» Input data

___

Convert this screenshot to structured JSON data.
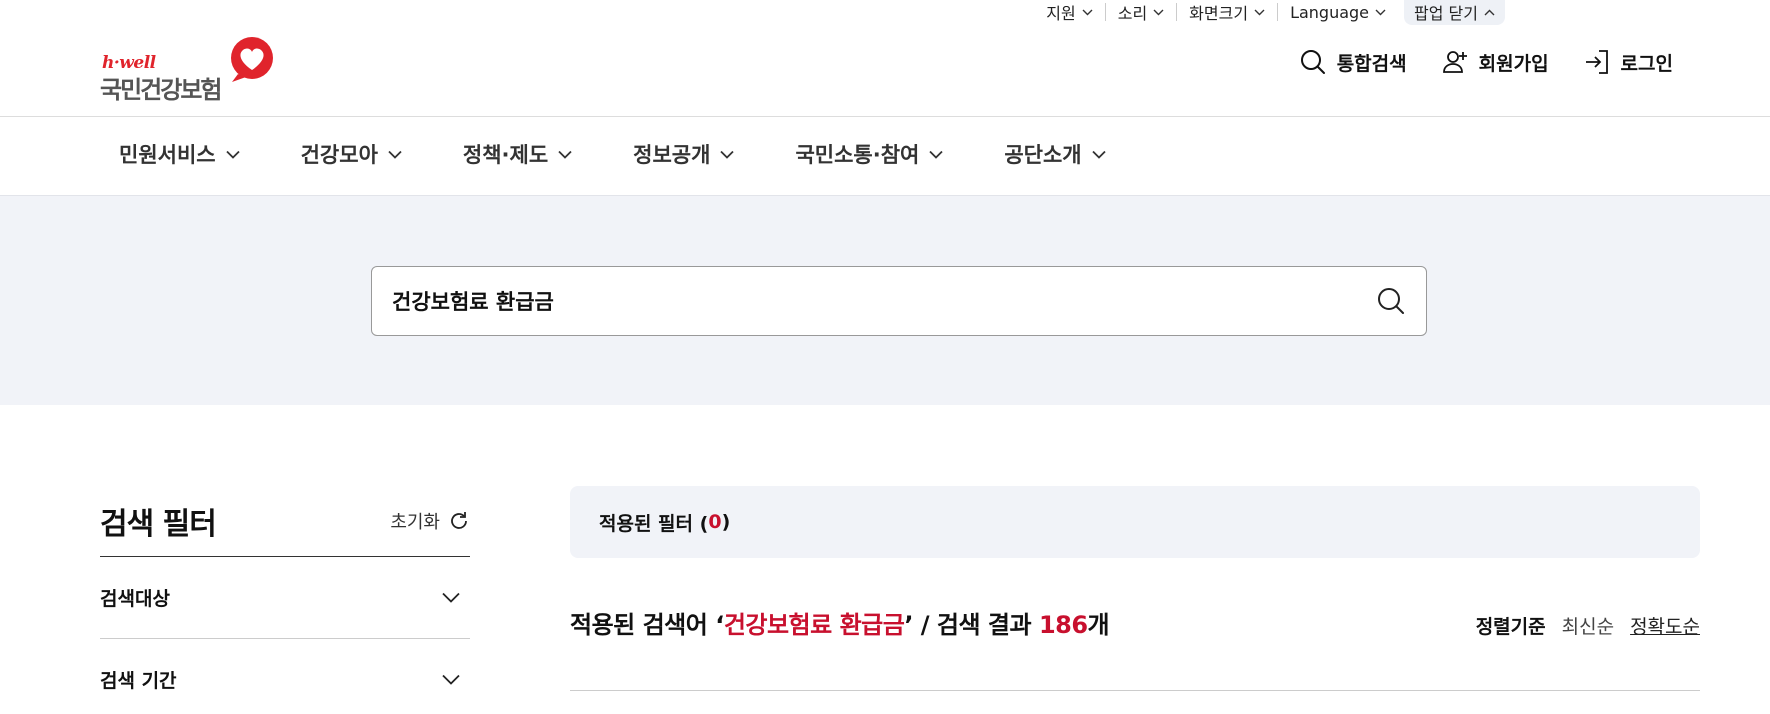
{
  "utility": {
    "items": [
      {
        "label": "지원"
      },
      {
        "label": "소리"
      },
      {
        "label": "화면크기"
      },
      {
        "label": "Language"
      }
    ],
    "popup_close": "팝업 닫기"
  },
  "logo": {
    "tagline": "h·well",
    "name": "국민건강보험"
  },
  "header_actions": {
    "search": "통합검색",
    "signup": "회원가입",
    "login": "로그인"
  },
  "gnb": [
    {
      "label": "민원서비스"
    },
    {
      "label": "건강모아"
    },
    {
      "label": "정책·제도"
    },
    {
      "label": "정보공개"
    },
    {
      "label": "국민소통·참여"
    },
    {
      "label": "공단소개"
    }
  ],
  "search": {
    "value": "건강보험료 환급금"
  },
  "filter": {
    "title": "검색 필터",
    "reset": "초기화",
    "sections": [
      {
        "label": "검색대상"
      },
      {
        "label": "검색 기간"
      }
    ]
  },
  "applied_filter": {
    "prefix": "적용된 필터 (",
    "count": "0",
    "suffix": ")"
  },
  "summary": {
    "prefix": "적용된 검색어 ‘",
    "keyword": "건강보험료 환급금",
    "middle": "’ / 검색 결과 ",
    "count": "186",
    "suffix": "개"
  },
  "sort": {
    "label": "정렬기준",
    "options": [
      {
        "label": "최신순",
        "active": false
      },
      {
        "label": "정확도순",
        "active": true
      }
    ]
  },
  "colors": {
    "accent_red": "#c8102e",
    "panel_bg": "#f1f3f8",
    "logo_red": "#e0242c"
  }
}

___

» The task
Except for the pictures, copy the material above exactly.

» Response
Convert this screenshot to structured JSON data.
{
  "utility": {
    "items": [
      {
        "label": "지원"
      },
      {
        "label": "소리"
      },
      {
        "label": "화면크기"
      },
      {
        "label": "Language"
      }
    ],
    "popup_close": "팝업 닫기"
  },
  "logo": {
    "tagline": "h·well",
    "name": "국민건강보험"
  },
  "header_actions": {
    "search": "통합검색",
    "signup": "회원가입",
    "login": "로그인"
  },
  "gnb": [
    {
      "label": "민원서비스"
    },
    {
      "label": "건강모아"
    },
    {
      "label": "정책·제도"
    },
    {
      "label": "정보공개"
    },
    {
      "label": "국민소통·참여"
    },
    {
      "label": "공단소개"
    }
  ],
  "search": {
    "value": "건강보험료 환급금"
  },
  "filter": {
    "title": "검색 필터",
    "reset": "초기화",
    "sections": [
      {
        "label": "검색대상"
      },
      {
        "label": "검색 기간"
      }
    ]
  },
  "applied_filter": {
    "prefix": "적용된 필터 (",
    "count": "0",
    "suffix": ")"
  },
  "summary": {
    "prefix": "적용된 검색어 ‘",
    "keyword": "건강보험료 환급금",
    "middle": "’ / 검색 결과 ",
    "count": "186",
    "suffix": "개"
  },
  "sort": {
    "label": "정렬기준",
    "options": [
      {
        "label": "최신순",
        "active": false
      },
      {
        "label": "정확도순",
        "active": true
      }
    ]
  },
  "colors": {
    "accent_red": "#c8102e",
    "panel_bg": "#f1f3f8",
    "logo_red": "#e0242c"
  }
}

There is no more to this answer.